Ewing, 76, of Marlton, lucked out in making history at the inaugural commencement in June 1973 because the class of 69 graduates was lined up in alphabetical order, and her maiden name was Barry.
“I was scared. I was proud,” recalled Ewing, who earned an associate’s degree. “I knew it was a sense of accomplishment.”
Ewing plans to return to the state school in downtown Trenton on Saturday for a 50th-anniversary celebration. About 450 graduates are expected to attend, when nearly 2,100 degrees will be conferred upon the class.
Thomas A. Edison State College was founded in 1972 by the New Jersey State Legislature to serve mostly adult learners returning to college while working or raising families. It was devised to offer flexibility and give students credit for demonstrating college-level learning that could occur outside the classroom.
Located a few blocks from the state capitol, the school bears the name of the famous inventor who built a lab in Menlo Park, N.J., where he conducted research and pioneered or perfected inventions like the phonograph, leading to more than 1,093 patents in the United States.
University president Merodie A. Hancock, who became in 2018 the fourth leader in the school’s history, said the college was created “to shake up” higher education. The school offers more than 100 programs, from associate to doctoral degrees, online and accepts most eligible transfer credits, including prior education and military training. Undergraduate courses start monthly, while graduate courses have multiple start dates during the year. More than 12,500 students are enrolled this year.
Hancock said students are encouraged to take no more than two classes at a time. Learning mostly takes place through guided study programs and exams. No classes are held on the small campus, but in-person classes or help can be arranged at other schools if needed, she said.
“It’s always meant to ride along with the needs of the students,” said Hancock, 57, who previously served as president of State University of New York Empire State College. “It was really designed to stop making people start at zero.”
Even commencement was moved over the years to the fall to accommodate older students who may have children graduating from high school or college in the spring, Hancock said.
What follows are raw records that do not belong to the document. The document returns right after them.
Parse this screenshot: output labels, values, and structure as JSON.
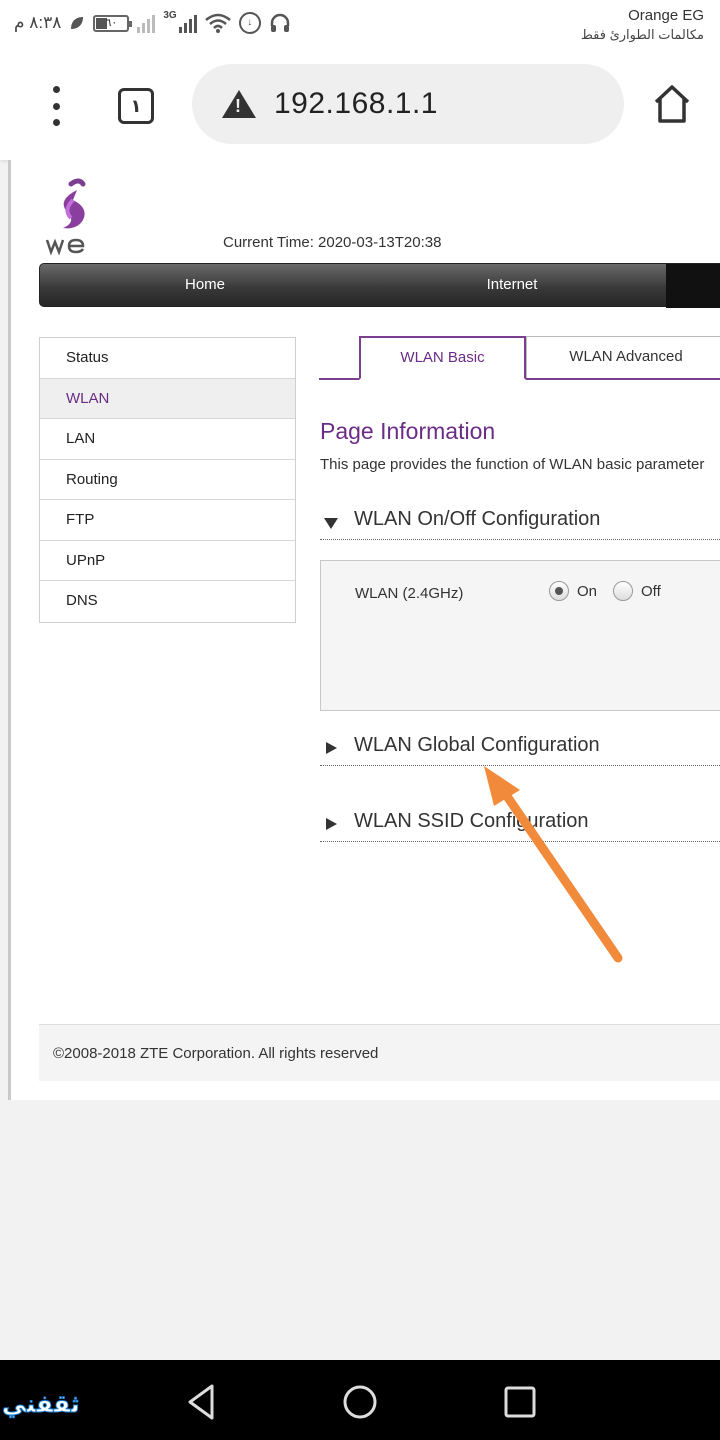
{
  "status_bar": {
    "carrier": "Orange EG",
    "carrier_sub": "مكالمات الطوارئ فقط",
    "time": "٨:٣٨ م",
    "battery": "٦٠",
    "network_type": "3G"
  },
  "browser": {
    "tab_count": "١",
    "url": "192.168.1.1"
  },
  "header": {
    "current_time": "Current Time: 2020-03-13T20:38"
  },
  "top_nav": {
    "items": [
      "Home",
      "Internet"
    ]
  },
  "sidebar": {
    "items": [
      "Status",
      "WLAN",
      "LAN",
      "Routing",
      "FTP",
      "UPnP",
      "DNS"
    ],
    "active": "WLAN"
  },
  "tabs": {
    "items": [
      "WLAN Basic",
      "WLAN Advanced"
    ],
    "active": "WLAN Basic"
  },
  "page_info": {
    "title": "Page Information",
    "description": "This page provides the function of WLAN basic parameter"
  },
  "sections": {
    "onoff": "WLAN On/Off Configuration",
    "global": "WLAN Global Configuration",
    "ssid": "WLAN SSID Configuration"
  },
  "wlan_config": {
    "label": "WLAN (2.4GHz)",
    "on_label": "On",
    "off_label": "Off",
    "selected": "On"
  },
  "footer": {
    "copyright": "©2008-2018 ZTE Corporation. All rights reserved"
  },
  "watermark": "ثقفني",
  "colors": {
    "accent_purple": "#6a2c86",
    "annotation_arrow": "#f28a3c"
  }
}
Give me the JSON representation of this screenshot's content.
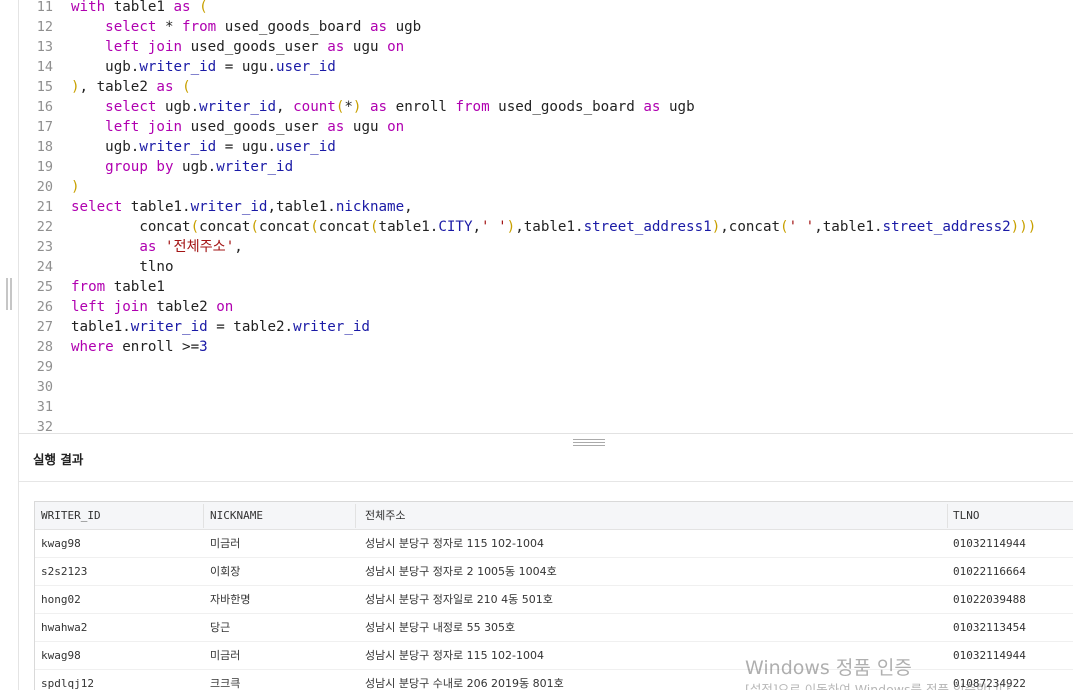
{
  "editor": {
    "lines": [
      {
        "n": "11",
        "tokens": [
          [
            "kw",
            "with"
          ],
          [
            "id",
            " table1 "
          ],
          [
            "kw",
            "as"
          ],
          [
            "id",
            " "
          ],
          [
            "par",
            "("
          ]
        ]
      },
      {
        "n": "12",
        "tokens": [
          [
            "id",
            "    "
          ],
          [
            "kw",
            "select"
          ],
          [
            "id",
            " * "
          ],
          [
            "kw",
            "from"
          ],
          [
            "id",
            " used_goods_board "
          ],
          [
            "kw",
            "as"
          ],
          [
            "id",
            " ugb"
          ]
        ]
      },
      {
        "n": "13",
        "tokens": [
          [
            "id",
            "    "
          ],
          [
            "kw",
            "left join"
          ],
          [
            "id",
            " used_goods_user "
          ],
          [
            "kw",
            "as"
          ],
          [
            "id",
            " ugu "
          ],
          [
            "kw",
            "on"
          ]
        ]
      },
      {
        "n": "14",
        "tokens": [
          [
            "id",
            "    ugb."
          ],
          [
            "prop",
            "writer_id"
          ],
          [
            "id",
            " = ugu."
          ],
          [
            "prop",
            "user_id"
          ]
        ]
      },
      {
        "n": "15",
        "tokens": [
          [
            "par",
            ")"
          ],
          [
            "id",
            ", table2 "
          ],
          [
            "kw",
            "as"
          ],
          [
            "id",
            " "
          ],
          [
            "par",
            "("
          ]
        ]
      },
      {
        "n": "16",
        "tokens": [
          [
            "id",
            "    "
          ],
          [
            "kw",
            "select"
          ],
          [
            "id",
            " ugb."
          ],
          [
            "prop",
            "writer_id"
          ],
          [
            "id",
            ", "
          ],
          [
            "fn",
            "count"
          ],
          [
            "par",
            "("
          ],
          [
            "id",
            "*"
          ],
          [
            "par",
            ")"
          ],
          [
            "id",
            " "
          ],
          [
            "kw",
            "as"
          ],
          [
            "id",
            " enroll "
          ],
          [
            "kw",
            "from"
          ],
          [
            "id",
            " used_goods_board "
          ],
          [
            "kw",
            "as"
          ],
          [
            "id",
            " ugb"
          ]
        ]
      },
      {
        "n": "17",
        "tokens": [
          [
            "id",
            "    "
          ],
          [
            "kw",
            "left join"
          ],
          [
            "id",
            " used_goods_user "
          ],
          [
            "kw",
            "as"
          ],
          [
            "id",
            " ugu "
          ],
          [
            "kw",
            "on"
          ]
        ]
      },
      {
        "n": "18",
        "tokens": [
          [
            "id",
            "    ugb."
          ],
          [
            "prop",
            "writer_id"
          ],
          [
            "id",
            " = ugu."
          ],
          [
            "prop",
            "user_id"
          ]
        ]
      },
      {
        "n": "19",
        "tokens": [
          [
            "id",
            "    "
          ],
          [
            "kw",
            "group by"
          ],
          [
            "id",
            " ugb."
          ],
          [
            "prop",
            "writer_id"
          ]
        ]
      },
      {
        "n": "20",
        "tokens": [
          [
            "par",
            ")"
          ]
        ]
      },
      {
        "n": "21",
        "tokens": [
          [
            "kw",
            "select"
          ],
          [
            "id",
            " table1."
          ],
          [
            "prop",
            "writer_id"
          ],
          [
            "id",
            ",table1."
          ],
          [
            "prop",
            "nickname"
          ],
          [
            "id",
            ","
          ]
        ]
      },
      {
        "n": "22",
        "tokens": [
          [
            "id",
            "        concat"
          ],
          [
            "par",
            "("
          ],
          [
            "id",
            "concat"
          ],
          [
            "par",
            "("
          ],
          [
            "id",
            "concat"
          ],
          [
            "par",
            "("
          ],
          [
            "id",
            "concat"
          ],
          [
            "par",
            "("
          ],
          [
            "id",
            "table1."
          ],
          [
            "prop",
            "CITY"
          ],
          [
            "id",
            ","
          ],
          [
            "str",
            "' '"
          ],
          [
            "par",
            ")"
          ],
          [
            "id",
            ",table1."
          ],
          [
            "prop",
            "street_address1"
          ],
          [
            "par",
            ")"
          ],
          [
            "id",
            ",concat"
          ],
          [
            "par",
            "("
          ],
          [
            "str",
            "' '"
          ],
          [
            "id",
            ",table1."
          ],
          [
            "prop",
            "street_address2"
          ],
          [
            "par",
            ")))"
          ]
        ]
      },
      {
        "n": "23",
        "tokens": [
          [
            "id",
            "        "
          ],
          [
            "kw",
            "as"
          ],
          [
            "id",
            " "
          ],
          [
            "str",
            "'전체주소'"
          ],
          [
            "id",
            ","
          ]
        ]
      },
      {
        "n": "24",
        "tokens": [
          [
            "id",
            "        tlno"
          ]
        ]
      },
      {
        "n": "25",
        "tokens": [
          [
            "kw",
            "from"
          ],
          [
            "id",
            " table1"
          ]
        ]
      },
      {
        "n": "26",
        "tokens": [
          [
            "kw",
            "left join"
          ],
          [
            "id",
            " table2 "
          ],
          [
            "kw",
            "on"
          ]
        ]
      },
      {
        "n": "27",
        "tokens": [
          [
            "id",
            "table1."
          ],
          [
            "prop",
            "writer_id"
          ],
          [
            "id",
            " = table2."
          ],
          [
            "prop",
            "writer_id"
          ]
        ]
      },
      {
        "n": "28",
        "tokens": [
          [
            "kw",
            "where"
          ],
          [
            "id",
            " enroll >="
          ],
          [
            "prop",
            "3"
          ]
        ]
      },
      {
        "n": "29",
        "tokens": []
      },
      {
        "n": "30",
        "tokens": []
      },
      {
        "n": "31",
        "tokens": []
      },
      {
        "n": "32",
        "tokens": []
      }
    ]
  },
  "results": {
    "title": "실행 결과",
    "columns": [
      "WRITER_ID",
      "NICKNAME",
      "전체주소",
      "TLNO"
    ],
    "rows": [
      [
        "kwag98",
        "미금러",
        "성남시 분당구 정자로 115 102-1004",
        "01032114944"
      ],
      [
        "s2s2123",
        "이회장",
        "성남시 분당구 정자로 2 1005동 1004호",
        "01022116664"
      ],
      [
        "hong02",
        "자바한명",
        "성남시 분당구 정자일로 210 4동 501호",
        "01022039488"
      ],
      [
        "hwahwa2",
        "당근",
        "성남시 분당구 내정로 55 305호",
        "01032113454"
      ],
      [
        "kwag98",
        "미금러",
        "성남시 분당구 정자로 115 102-1004",
        "01032114944"
      ],
      [
        "spdlqj12",
        "크크큭",
        "성남시 분당구 수내로 206 2019동 801호",
        "01087234922"
      ]
    ]
  },
  "watermark": {
    "line1": "Windows 정품 인증",
    "line2": "[설정]으로 이동하여 Windows를 정품 인증합니다."
  }
}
This year’s graduates are expected to travel from 37 states, Chile, St. Lucia, and the United Arab Emirates.
Some of its notable alum include U.S. Rep. Bonnie Watson Coleman, (D., N.J.); Philadelphia Flyers anthem singer Lauren Hart; former Philadelphia Eagles football players Troy Vincent and Jon Runyon; author and professor Arthur C. Brooks; and Isaac Wright Jr., whose life inspired the ABC drama For Life.
Ewing said her dreams of becoming a teacher seemed unlikely when she had to drop out of then-Monmouth College to tend to her young son, Thomas, who had broken his leg.
But then she learned about Thomas Edison and realized she “wasn’t stuck.” Getting the associate degree, she said, enabled her to “see a much brighter future.” She could work as a substitute teacher or paraprofessional in school districts.
Ewing worked in Pemberton Township for several years as a paraprofessional. Teachers encouraged her to pursue a teaching degree and she obtained a bachelor’s in 1978 from the College of New Jersey. She taught for 25 years before retiring in 2003.
“I didn’t want to give up on my goal,” Ewing said in an interview Friday. “I didn’t want to be of retirement age before I could teach.”
Hart, of Gladwyne, who graduated with a bachelor’s in music in 1996, said getting her diploma was important, although she didn’t really need it for her career. She left Temple in the ‘80s after several semesters. She took classes while traveling around the country, but not enough credits to land a degree.
“It was in my mind that I wanted to have a college degree, always,” said Hart, a mother of four.
Hart will sing the national anthem at Saturday’s festivities. State Sen. Shirley K. Turner will receive an honorary doctorate of humane letters.